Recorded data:
________________

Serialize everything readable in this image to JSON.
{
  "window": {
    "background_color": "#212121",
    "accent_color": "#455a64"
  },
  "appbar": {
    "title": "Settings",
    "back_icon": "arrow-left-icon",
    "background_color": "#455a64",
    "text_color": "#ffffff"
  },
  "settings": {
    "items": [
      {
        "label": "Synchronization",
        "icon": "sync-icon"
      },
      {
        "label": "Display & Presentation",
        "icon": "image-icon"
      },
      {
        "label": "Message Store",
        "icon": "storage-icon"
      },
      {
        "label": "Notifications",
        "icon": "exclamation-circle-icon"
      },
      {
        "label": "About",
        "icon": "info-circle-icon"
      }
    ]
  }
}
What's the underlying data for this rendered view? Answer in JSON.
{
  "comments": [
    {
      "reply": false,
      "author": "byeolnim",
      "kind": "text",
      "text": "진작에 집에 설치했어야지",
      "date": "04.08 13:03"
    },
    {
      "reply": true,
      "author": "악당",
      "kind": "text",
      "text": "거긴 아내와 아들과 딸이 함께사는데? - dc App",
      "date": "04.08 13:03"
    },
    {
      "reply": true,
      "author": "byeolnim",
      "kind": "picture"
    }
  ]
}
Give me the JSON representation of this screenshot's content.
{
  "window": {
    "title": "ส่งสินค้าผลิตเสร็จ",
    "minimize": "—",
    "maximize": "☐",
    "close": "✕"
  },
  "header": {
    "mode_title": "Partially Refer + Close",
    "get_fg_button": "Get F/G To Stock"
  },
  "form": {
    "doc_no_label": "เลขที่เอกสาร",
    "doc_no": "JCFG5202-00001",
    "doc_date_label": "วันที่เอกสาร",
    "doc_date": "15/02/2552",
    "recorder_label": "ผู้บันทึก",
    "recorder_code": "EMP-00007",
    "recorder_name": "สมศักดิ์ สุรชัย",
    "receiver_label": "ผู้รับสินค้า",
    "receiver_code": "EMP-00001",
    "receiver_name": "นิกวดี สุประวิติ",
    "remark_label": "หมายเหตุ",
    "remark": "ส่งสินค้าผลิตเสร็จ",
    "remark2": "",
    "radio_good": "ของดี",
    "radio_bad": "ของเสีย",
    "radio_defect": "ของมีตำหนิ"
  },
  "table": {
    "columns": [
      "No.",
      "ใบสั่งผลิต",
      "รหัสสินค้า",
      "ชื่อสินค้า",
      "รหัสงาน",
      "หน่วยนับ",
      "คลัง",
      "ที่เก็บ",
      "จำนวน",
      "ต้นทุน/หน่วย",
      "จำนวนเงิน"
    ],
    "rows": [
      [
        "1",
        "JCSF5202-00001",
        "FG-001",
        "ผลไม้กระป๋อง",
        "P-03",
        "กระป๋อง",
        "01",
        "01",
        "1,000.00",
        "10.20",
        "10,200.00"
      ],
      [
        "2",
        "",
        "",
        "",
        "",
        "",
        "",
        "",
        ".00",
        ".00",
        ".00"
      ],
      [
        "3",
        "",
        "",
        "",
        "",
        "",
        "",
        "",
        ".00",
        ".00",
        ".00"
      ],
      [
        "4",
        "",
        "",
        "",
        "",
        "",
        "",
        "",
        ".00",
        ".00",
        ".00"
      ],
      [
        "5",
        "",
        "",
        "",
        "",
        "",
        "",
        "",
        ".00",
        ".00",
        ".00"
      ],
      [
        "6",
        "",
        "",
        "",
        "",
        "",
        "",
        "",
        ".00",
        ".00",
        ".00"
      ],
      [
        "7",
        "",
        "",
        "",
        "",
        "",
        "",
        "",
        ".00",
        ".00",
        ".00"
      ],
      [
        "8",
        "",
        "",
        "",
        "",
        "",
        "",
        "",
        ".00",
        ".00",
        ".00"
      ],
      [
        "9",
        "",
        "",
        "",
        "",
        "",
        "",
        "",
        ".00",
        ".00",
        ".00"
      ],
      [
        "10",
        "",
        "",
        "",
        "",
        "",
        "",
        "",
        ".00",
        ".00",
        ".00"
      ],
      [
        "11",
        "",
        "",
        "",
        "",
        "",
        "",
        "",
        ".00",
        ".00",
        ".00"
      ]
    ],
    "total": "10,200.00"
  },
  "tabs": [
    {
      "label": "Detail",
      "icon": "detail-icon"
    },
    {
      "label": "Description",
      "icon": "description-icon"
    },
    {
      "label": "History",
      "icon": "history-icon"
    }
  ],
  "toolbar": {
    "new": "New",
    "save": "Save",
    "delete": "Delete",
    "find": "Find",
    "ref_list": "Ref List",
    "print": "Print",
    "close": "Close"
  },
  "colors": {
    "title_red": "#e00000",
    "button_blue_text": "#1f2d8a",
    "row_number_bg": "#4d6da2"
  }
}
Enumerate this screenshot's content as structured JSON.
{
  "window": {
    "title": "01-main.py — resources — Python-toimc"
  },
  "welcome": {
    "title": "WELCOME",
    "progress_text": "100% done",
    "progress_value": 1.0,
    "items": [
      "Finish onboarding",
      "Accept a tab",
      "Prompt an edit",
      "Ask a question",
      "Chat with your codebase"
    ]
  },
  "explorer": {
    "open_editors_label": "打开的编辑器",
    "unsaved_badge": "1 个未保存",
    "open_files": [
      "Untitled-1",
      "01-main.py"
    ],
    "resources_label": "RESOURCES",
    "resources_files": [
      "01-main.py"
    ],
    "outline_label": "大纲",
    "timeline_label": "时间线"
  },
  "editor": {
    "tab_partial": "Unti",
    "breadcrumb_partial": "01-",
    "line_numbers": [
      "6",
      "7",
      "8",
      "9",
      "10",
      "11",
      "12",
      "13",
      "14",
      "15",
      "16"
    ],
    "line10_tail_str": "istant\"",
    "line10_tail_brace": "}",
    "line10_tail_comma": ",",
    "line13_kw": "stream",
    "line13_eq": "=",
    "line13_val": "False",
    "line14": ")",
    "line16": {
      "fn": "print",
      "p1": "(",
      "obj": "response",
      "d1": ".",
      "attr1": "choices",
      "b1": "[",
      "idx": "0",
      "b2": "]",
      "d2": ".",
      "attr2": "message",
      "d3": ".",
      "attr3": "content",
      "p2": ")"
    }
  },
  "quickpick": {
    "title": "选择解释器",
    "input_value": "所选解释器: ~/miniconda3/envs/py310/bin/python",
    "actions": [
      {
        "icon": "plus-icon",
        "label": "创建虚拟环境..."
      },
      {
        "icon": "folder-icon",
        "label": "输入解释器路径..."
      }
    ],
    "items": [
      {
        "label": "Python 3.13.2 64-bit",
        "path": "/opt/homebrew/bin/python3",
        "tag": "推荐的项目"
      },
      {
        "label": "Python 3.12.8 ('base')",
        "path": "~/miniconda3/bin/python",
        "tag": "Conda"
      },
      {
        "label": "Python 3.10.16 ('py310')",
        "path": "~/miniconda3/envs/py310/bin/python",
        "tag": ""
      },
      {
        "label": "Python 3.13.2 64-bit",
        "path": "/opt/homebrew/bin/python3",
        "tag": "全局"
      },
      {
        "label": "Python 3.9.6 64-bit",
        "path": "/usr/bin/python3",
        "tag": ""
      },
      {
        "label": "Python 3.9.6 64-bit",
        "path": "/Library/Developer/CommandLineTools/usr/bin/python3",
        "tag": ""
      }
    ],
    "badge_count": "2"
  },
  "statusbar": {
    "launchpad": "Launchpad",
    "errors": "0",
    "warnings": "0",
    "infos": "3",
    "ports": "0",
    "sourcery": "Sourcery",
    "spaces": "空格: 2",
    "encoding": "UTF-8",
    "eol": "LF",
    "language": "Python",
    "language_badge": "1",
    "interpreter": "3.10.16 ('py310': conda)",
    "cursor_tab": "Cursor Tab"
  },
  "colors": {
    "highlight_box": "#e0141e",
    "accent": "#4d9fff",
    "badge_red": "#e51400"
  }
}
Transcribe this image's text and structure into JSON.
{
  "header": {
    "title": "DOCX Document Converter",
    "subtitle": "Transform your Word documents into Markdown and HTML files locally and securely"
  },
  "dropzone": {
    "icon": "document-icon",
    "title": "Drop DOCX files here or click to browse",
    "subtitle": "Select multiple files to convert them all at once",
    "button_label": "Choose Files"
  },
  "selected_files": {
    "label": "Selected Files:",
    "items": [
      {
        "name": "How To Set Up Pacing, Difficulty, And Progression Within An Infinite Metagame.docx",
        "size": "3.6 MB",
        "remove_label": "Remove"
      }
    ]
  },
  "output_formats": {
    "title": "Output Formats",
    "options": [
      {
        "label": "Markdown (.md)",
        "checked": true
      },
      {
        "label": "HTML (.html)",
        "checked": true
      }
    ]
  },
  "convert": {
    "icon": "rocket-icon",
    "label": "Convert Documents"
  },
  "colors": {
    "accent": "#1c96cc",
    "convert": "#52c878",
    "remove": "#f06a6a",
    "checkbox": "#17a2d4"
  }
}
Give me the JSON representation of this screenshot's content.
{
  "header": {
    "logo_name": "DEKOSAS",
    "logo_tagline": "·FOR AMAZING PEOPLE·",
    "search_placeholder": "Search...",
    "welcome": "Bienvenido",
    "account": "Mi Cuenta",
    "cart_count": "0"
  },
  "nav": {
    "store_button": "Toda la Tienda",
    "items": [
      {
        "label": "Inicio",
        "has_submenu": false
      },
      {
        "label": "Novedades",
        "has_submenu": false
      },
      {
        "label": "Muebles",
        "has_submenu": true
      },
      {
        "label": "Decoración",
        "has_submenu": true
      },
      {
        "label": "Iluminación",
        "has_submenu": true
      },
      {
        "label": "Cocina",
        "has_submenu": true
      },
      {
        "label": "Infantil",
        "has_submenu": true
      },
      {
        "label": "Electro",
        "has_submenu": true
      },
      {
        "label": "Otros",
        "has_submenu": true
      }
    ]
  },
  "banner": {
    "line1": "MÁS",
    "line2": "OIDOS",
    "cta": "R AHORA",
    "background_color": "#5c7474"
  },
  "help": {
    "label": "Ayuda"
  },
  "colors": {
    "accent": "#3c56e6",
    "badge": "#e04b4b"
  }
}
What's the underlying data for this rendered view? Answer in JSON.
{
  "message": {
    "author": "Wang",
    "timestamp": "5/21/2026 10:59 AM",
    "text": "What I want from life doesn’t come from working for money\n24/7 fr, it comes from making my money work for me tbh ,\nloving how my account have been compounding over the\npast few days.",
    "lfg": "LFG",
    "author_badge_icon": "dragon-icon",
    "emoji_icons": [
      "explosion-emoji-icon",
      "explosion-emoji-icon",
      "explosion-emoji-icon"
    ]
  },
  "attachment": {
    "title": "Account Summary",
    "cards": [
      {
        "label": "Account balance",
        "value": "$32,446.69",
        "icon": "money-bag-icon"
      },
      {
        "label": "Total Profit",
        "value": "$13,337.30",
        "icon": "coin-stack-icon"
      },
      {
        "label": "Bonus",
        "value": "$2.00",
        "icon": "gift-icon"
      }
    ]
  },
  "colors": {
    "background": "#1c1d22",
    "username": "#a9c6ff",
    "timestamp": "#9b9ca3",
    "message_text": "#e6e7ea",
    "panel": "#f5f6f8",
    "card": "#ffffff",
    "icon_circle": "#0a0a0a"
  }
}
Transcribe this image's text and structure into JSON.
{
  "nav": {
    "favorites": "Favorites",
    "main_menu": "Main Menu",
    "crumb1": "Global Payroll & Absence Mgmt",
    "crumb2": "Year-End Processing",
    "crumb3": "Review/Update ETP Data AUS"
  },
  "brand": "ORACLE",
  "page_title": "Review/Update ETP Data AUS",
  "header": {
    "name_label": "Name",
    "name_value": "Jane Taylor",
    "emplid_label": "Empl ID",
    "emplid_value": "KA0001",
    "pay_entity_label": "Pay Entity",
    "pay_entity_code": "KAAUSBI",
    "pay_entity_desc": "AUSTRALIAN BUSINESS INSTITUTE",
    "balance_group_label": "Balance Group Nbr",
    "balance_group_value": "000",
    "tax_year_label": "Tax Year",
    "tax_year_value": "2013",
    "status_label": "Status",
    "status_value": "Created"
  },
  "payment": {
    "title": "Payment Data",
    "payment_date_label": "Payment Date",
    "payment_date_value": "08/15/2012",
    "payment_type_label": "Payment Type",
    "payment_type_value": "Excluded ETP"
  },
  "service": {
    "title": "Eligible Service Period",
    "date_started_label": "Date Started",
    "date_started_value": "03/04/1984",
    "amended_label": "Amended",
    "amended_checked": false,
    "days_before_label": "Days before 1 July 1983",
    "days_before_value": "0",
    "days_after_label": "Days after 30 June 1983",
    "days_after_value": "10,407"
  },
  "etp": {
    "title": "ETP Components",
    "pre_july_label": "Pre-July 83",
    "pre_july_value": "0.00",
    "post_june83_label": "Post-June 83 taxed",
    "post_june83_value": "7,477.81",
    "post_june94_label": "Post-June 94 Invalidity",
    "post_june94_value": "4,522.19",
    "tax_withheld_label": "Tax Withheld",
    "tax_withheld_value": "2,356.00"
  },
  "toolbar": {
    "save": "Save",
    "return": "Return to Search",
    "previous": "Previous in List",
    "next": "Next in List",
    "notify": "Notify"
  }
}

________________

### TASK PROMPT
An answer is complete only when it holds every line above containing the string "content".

### PROBLEM SOLUTION
Give me the JSON representation of this screenshot's content.
Enumerate this screenshot's content as structured JSON.
      "attr3": "content",
Give me the JSON representation of this screenshot's content.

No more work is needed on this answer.